• [TRY IT]:
Only the text of the records belongs in the answer, copied exactly, with every picture omitted.

• [RECORDS SUPPLIED]:
● ● ● ● ● ● ●

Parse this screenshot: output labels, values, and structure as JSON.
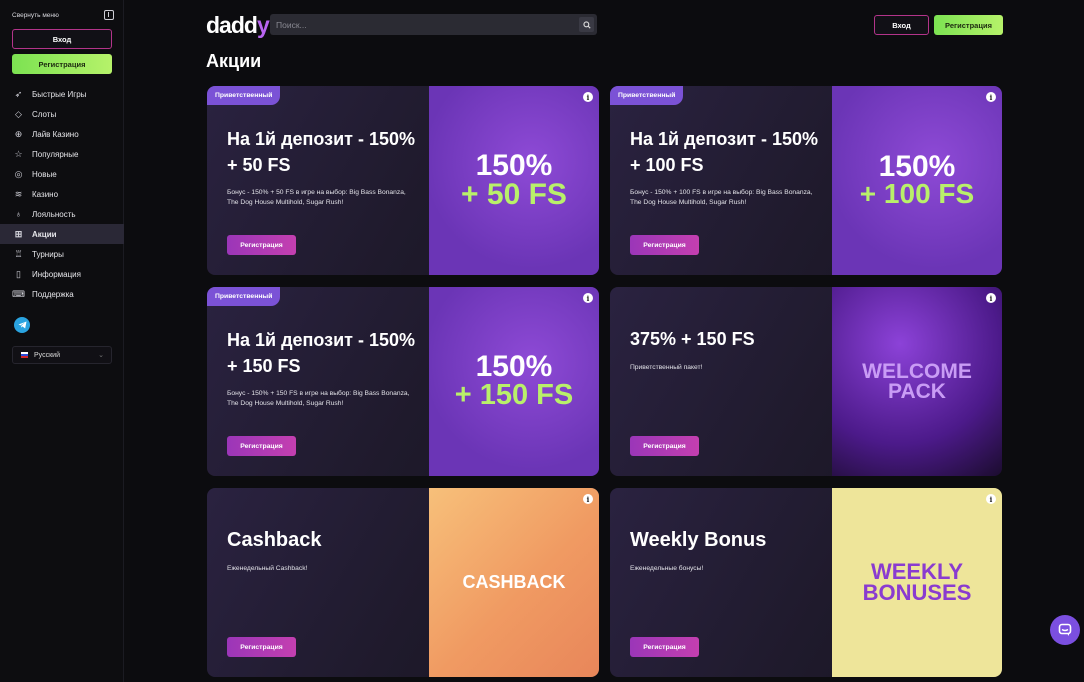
{
  "sidebar": {
    "collapse_label": "Свернуть меню",
    "login_label": "Вход",
    "register_label": "Регистрация",
    "items": [
      {
        "label": "Быстрые Игры",
        "icon": "rocket-icon"
      },
      {
        "label": "Слоты",
        "icon": "diamond-icon"
      },
      {
        "label": "Лайв Казино",
        "icon": "live-icon"
      },
      {
        "label": "Популярные",
        "icon": "star-icon"
      },
      {
        "label": "Новые",
        "icon": "new-icon"
      },
      {
        "label": "Казино",
        "icon": "coins-icon"
      },
      {
        "label": "Лояльность",
        "icon": "medal-icon"
      },
      {
        "label": "Акции",
        "icon": "gift-icon"
      },
      {
        "label": "Турниры",
        "icon": "trophy-icon"
      },
      {
        "label": "Информация",
        "icon": "document-icon"
      },
      {
        "label": "Поддержка",
        "icon": "support-icon"
      }
    ],
    "active_item": "Акции",
    "language": "Русский"
  },
  "header": {
    "logo": "daddy",
    "search_placeholder": "Поиск...",
    "login_label": "Вход",
    "register_label": "Регистрация"
  },
  "page_title": "Акции",
  "promos": [
    {
      "tag": "Приветственный",
      "title": "На 1й депозит - 150% + 50 FS",
      "desc": "Бонус - 150% + 50 FS в игре на выбор: Big Bass Bonanza, The Dog House Multihold, Sugar Rush!",
      "button": "Регистрация",
      "img_line1": "150%",
      "img_line2": "+ 50 FS"
    },
    {
      "tag": "Приветственный",
      "title": "На 1й депозит - 150% + 100 FS",
      "desc": "Бонус - 150% + 100 FS в игре на выбор: Big Bass Bonanza, The Dog House Multihold, Sugar Rush!",
      "button": "Регистрация",
      "img_line1": "150%",
      "img_line2": "+ 100 FS"
    },
    {
      "tag": "Приветственный",
      "title": "На 1й депозит - 150% + 150 FS",
      "desc": "Бонус - 150% + 150 FS в игре на выбор: Big Bass Bonanza, The Dog House Multihold, Sugar Rush!",
      "button": "Регистрация",
      "img_line1": "150%",
      "img_line2": "+ 150 FS"
    },
    {
      "tag": "",
      "title": "375% + 150 FS",
      "desc": "Приветственный пакет!",
      "button": "Регистрация",
      "img_line1": "WELCOME",
      "img_line2": "PACK"
    },
    {
      "tag": "",
      "title": "Cashback",
      "desc": "Еженедельный Cashback!",
      "button": "Регистрация",
      "img_line1": "CASHBACK",
      "img_line2": ""
    },
    {
      "tag": "",
      "title": "Weekly Bonus",
      "desc": "Еженедельные бонусы!",
      "button": "Регистрация",
      "img_line1": "WEEKLY",
      "img_line2": "BONUSES"
    }
  ],
  "colors": {
    "accent_green": "#7ce252",
    "accent_magenta": "#b3348a",
    "tag_purple": "#7b52d6"
  }
}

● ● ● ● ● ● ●

• [SOLUTION TO THIS TASK]:
Parse this screenshot: output labels, values, and structure as JSON.
{
  "sidebar": {
    "collapse_label": "Свернуть меню",
    "login_label": "Вход",
    "register_label": "Регистрация",
    "items": [
      {
        "label": "Быстрые Игры",
        "icon": "rocket-icon"
      },
      {
        "label": "Слоты",
        "icon": "diamond-icon"
      },
      {
        "label": "Лайв Казино",
        "icon": "live-icon"
      },
      {
        "label": "Популярные",
        "icon": "star-icon"
      },
      {
        "label": "Новые",
        "icon": "new-icon"
      },
      {
        "label": "Казино",
        "icon": "coins-icon"
      },
      {
        "label": "Лояльность",
        "icon": "medal-icon"
      },
      {
        "label": "Акции",
        "icon": "gift-icon"
      },
      {
        "label": "Турниры",
        "icon": "trophy-icon"
      },
      {
        "label": "Информация",
        "icon": "document-icon"
      },
      {
        "label": "Поддержка",
        "icon": "support-icon"
      }
    ],
    "active_item": "Акции",
    "language": "Русский"
  },
  "header": {
    "logo": "daddy",
    "search_placeholder": "Поиск...",
    "login_label": "Вход",
    "register_label": "Регистрация"
  },
  "page_title": "Акции",
  "promos": [
    {
      "tag": "Приветственный",
      "title": "На 1й депозит - 150% + 50 FS",
      "desc": "Бонус - 150% + 50 FS в игре на выбор: Big Bass Bonanza, The Dog House Multihold, Sugar Rush!",
      "button": "Регистрация",
      "img_line1": "150%",
      "img_line2": "+ 50 FS"
    },
    {
      "tag": "Приветственный",
      "title": "На 1й депозит - 150% + 100 FS",
      "desc": "Бонус - 150% + 100 FS в игре на выбор: Big Bass Bonanza, The Dog House Multihold, Sugar Rush!",
      "button": "Регистрация",
      "img_line1": "150%",
      "img_line2": "+ 100 FS"
    },
    {
      "tag": "Приветственный",
      "title": "На 1й депозит - 150% + 150 FS",
      "desc": "Бонус - 150% + 150 FS в игре на выбор: Big Bass Bonanza, The Dog House Multihold, Sugar Rush!",
      "button": "Регистрация",
      "img_line1": "150%",
      "img_line2": "+ 150 FS"
    },
    {
      "tag": "",
      "title": "375% + 150 FS",
      "desc": "Приветственный пакет!",
      "button": "Регистрация",
      "img_line1": "WELCOME",
      "img_line2": "PACK"
    },
    {
      "tag": "",
      "title": "Cashback",
      "desc": "Еженедельный Cashback!",
      "button": "Регистрация",
      "img_line1": "CASHBACK",
      "img_line2": ""
    },
    {
      "tag": "",
      "title": "Weekly Bonus",
      "desc": "Еженедельные бонусы!",
      "button": "Регистрация",
      "img_line1": "WEEKLY",
      "img_line2": "BONUSES"
    }
  ],
  "colors": {
    "accent_green": "#7ce252",
    "accent_magenta": "#b3348a",
    "tag_purple": "#7b52d6"
  }
}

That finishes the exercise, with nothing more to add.